About 3 kilometres north of Musa Qa'leh district centre (DC) is Patrol Base (PB) Woqab.

The dusty and isolated PB is just 250 metres from the forward line of enemy troops and through the Sanger (defensive observation post) binoculars you can see the compound where Taliban forces are believed to hide their weapons and ammunition.

In daylight, patrols very rarely venture as far as the line of trees that mark of the enemy position and in darkness they catiously creep as close as they can for fear of sparking an unnecessary engagement, certain to draw enemy fire.

I joined B company from the Royal Regiment of Fusiliers on the 3km foot patrol back to what the young men had come to call “home.”

We set off from Musa Qa'leh just before dusk and made our way through the bazaar situated less than 50 metres away from the DC. The bazaar, almost certainly containing Taliban forces, is a small market with roller shutters sectioning off the different stalls and is a haven for suicide bombers.

As the men of B company made their way cautiously through it I was given a reminder of why everyone was on edge.

As we snaked through the area, saying hello to the locals as we went by, a motorcycle revved its engine and immediately put the company on edge. In front of me 28-year-old Lieutenant James Piper immediately swung around to see where the noise had come from.

Lt Piper said: “You just have to be careful when walking through the bazaar. Although they tend not to place IEDs here, because of the locals, it has been known for suicide bombers to roar up on bikes.”

As we set off I watched the heavily armed men I was travelling with, carrying their day sacks, ammunition, weapons and a host of other kit, I realised that while police officers and firemen constantly moan about how much they get paid, no amount of money would ever be enough for the job these men do.

On a daily basis they put their lives on the line, carry enormous amounts of weight in sweltering heat and do a job most people would never consider, with a smile and a laugh.

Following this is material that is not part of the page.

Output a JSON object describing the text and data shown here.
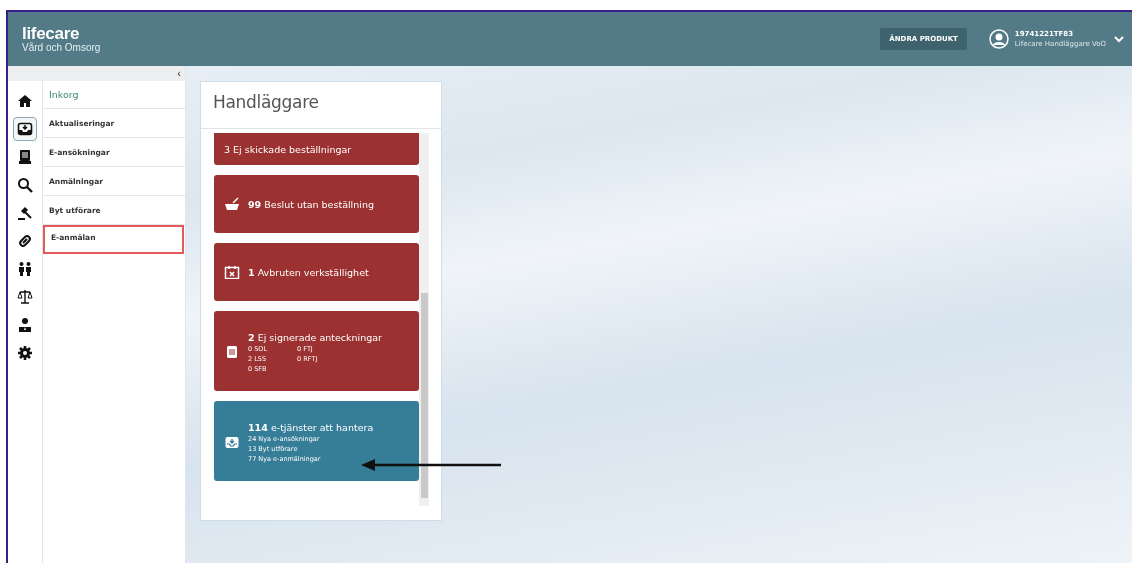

As we made our way out of the bazaar we found ourselves among the local people, their compounds and the freshly harvested fields they work in from dusk till dawn.

The Afghans looked on, some in amazement, some with contempt but some simply with curiosity as the 30 man patrol worked its way back home.

We crossed irrigation channels dug out of the rock hard mud, flooding fields with fresh water from the Wadi for their next crops, stopping every kilometre or so the rest of the patrol could catch up and make sure they way was clear of IEDs and Taliban fighters.

The children, playing contently with make-shift kites and stones, rushed to the soldiers asking for chocolate and sweets, smiling and laughing as the machine gun wielding young men joked with them.

Making our way around the desert compounds, after an hour or two we finally rounded a corner littered with marijuana plants and I got my first glimpse of PB Woqab.

The small and isolated PB, carved out of the middle of a former Taliban compound, was bordered on one side by a canal that the hot and sweaty men took every opportunity to throw themselves into.

Their comrades, those that had remained in the base, laughed and joked with the men that had returned.

They felt more at ease here than the DC and Camp Bastion which they called Slipper City because of its Pizza Hut, fresh food and amenities which they likened to Butlin's I was brought over a 24-hour ration pack which the men lived off and invited to sit down and “scoff” with Corporal “Windy” Miller.

The Mancunian had become disillusioned with the Army but had rejoined a few years later after working on a Greek Island as a club rep.

Cpl Miller said: “I joined when I was 16 like and that was all I knew. It was great to get away from the life and do something else but I just wanted to get back in.”

I awoke in the morning and made my way up to the Sanger where 19-year-old fusilier Scott Clarke was on stag.

We sat and watched over the position where Taliban soldiers were believed to be hiding, watching the base through 'dickers' who would relay movements to the Taliban through mobile phones and radios.

Fusilier Clarke said: “It's nice to get up here sometimes but it does hurt your arse when you have been sitting in the same position for two hours.

“Down with the lads you don't really get any time to yourself but up here you can think about home and the people you miss.”

Suddenly we heard two loud pops which we later found out were mortars being fired in the direction of the DC.

Although I only spent a day with the lads from B Company I was welcomed into their circle and sat chatting and playing cards with them before I left.

The gallows humour, a famous trait of British Army, had not been lost here and even though they lived on rations, drank water filtered from the canal and had very little creature comforts they were happier being here than the DC and worried about being in Camp Bastion for any length of time.

I came away thinking that the British Army, for the enlisted soldiers at least, was they last place that men could truly be at one with each other. They mocked each other for their accents, heritage, race, abilities and hair colour, but lived like brothers and would put their lives on the line for one another at any given moment.

Out there they were free from the political correct world gone mad in Britain and made do with what they had, they constantly fought the heat, dehydration, hunger and boredom but could still laugh, joke and mock each other, they were true heroes everyone of them.

• For more from our reporter Harry Miller in Afghanistan, click here